- **PROBLEM TO WORK ON**:
Go through the entries and copy every line that has the string "icon" in it.

==== TASK MATERIAL

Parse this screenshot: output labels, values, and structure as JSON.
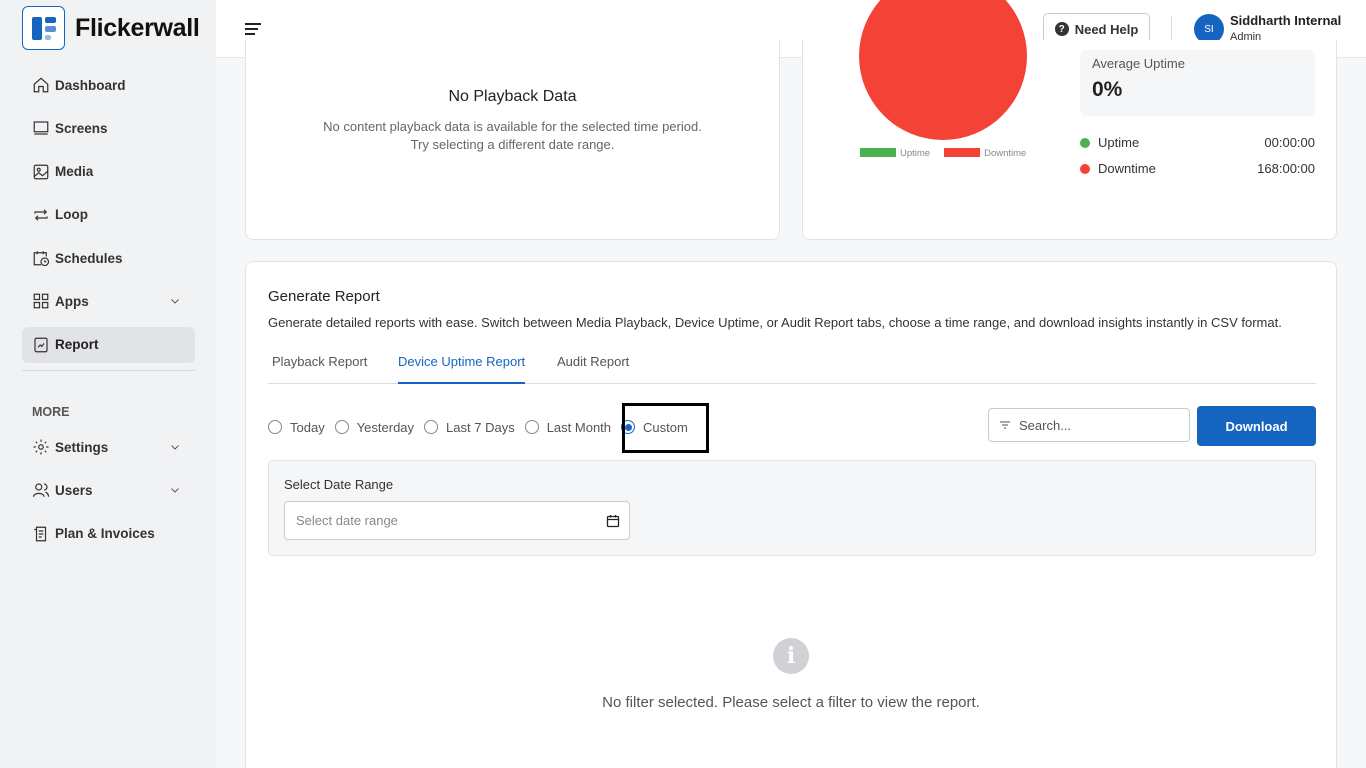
{
  "brand": {
    "name": "Flickerwall"
  },
  "sidebar": {
    "items": [
      {
        "label": "Dashboard",
        "icon": "home-icon"
      },
      {
        "label": "Screens",
        "icon": "screen-icon"
      },
      {
        "label": "Media",
        "icon": "image-icon"
      },
      {
        "label": "Loop",
        "icon": "loop-icon"
      },
      {
        "label": "Schedules",
        "icon": "calendar-clock-icon"
      },
      {
        "label": "Apps",
        "icon": "grid-icon"
      },
      {
        "label": "Report",
        "icon": "report-icon",
        "active": true
      }
    ],
    "more_label": "MORE",
    "more_items": [
      {
        "label": "Settings",
        "icon": "gear-icon"
      },
      {
        "label": "Users",
        "icon": "users-icon"
      },
      {
        "label": "Plan & Invoices",
        "icon": "invoice-icon"
      }
    ]
  },
  "header": {
    "help_label": "Need Help",
    "user": {
      "initials": "SI",
      "name": "Siddharth Internal",
      "role": "Admin"
    }
  },
  "playback_card": {
    "title": "No Playback Data",
    "desc_line1": "No content playback data is available for the selected time period.",
    "desc_line2": "Try selecting a different date range."
  },
  "uptime_card": {
    "legend": [
      "Uptime",
      "Downtime"
    ],
    "avg_label": "Average Uptime",
    "avg_value": "0%",
    "uptime_label": "Uptime",
    "uptime_value": "00:00:00",
    "downtime_label": "Downtime",
    "downtime_value": "168:00:00",
    "colors": {
      "uptime": "#4caf50",
      "downtime": "#f44336"
    }
  },
  "chart_data": {
    "type": "pie",
    "categories": [
      "Uptime",
      "Downtime"
    ],
    "values": [
      0,
      168
    ],
    "legend_position": "bottom"
  },
  "report": {
    "title": "Generate Report",
    "desc": "Generate detailed reports with ease. Switch between Media Playback, Device Uptime, or Audit Report tabs, choose a time range, and download insights instantly in CSV format.",
    "tabs": [
      "Playback Report",
      "Device Uptime Report",
      "Audit Report"
    ],
    "active_tab": 1,
    "ranges": [
      "Today",
      "Yesterday",
      "Last 7 Days",
      "Last Month",
      "Custom"
    ],
    "selected_range": "Custom",
    "search_placeholder": "Search...",
    "download_label": "Download",
    "date_range_label": "Select Date Range",
    "date_range_placeholder": "Select date range",
    "empty_message": "No filter selected. Please select a filter to view the report."
  }
}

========

- **SOLUTION TO THE EXERCISE**:
        "icon": "home-icon"
        "icon": "screen-icon"
        "icon": "image-icon"
        "icon": "loop-icon"
        "icon": "calendar-clock-icon"
        "icon": "grid-icon"
        "icon": "report-icon",
        "icon": "gear-icon"
        "icon": "users-icon"
        "icon": "invoice-icon"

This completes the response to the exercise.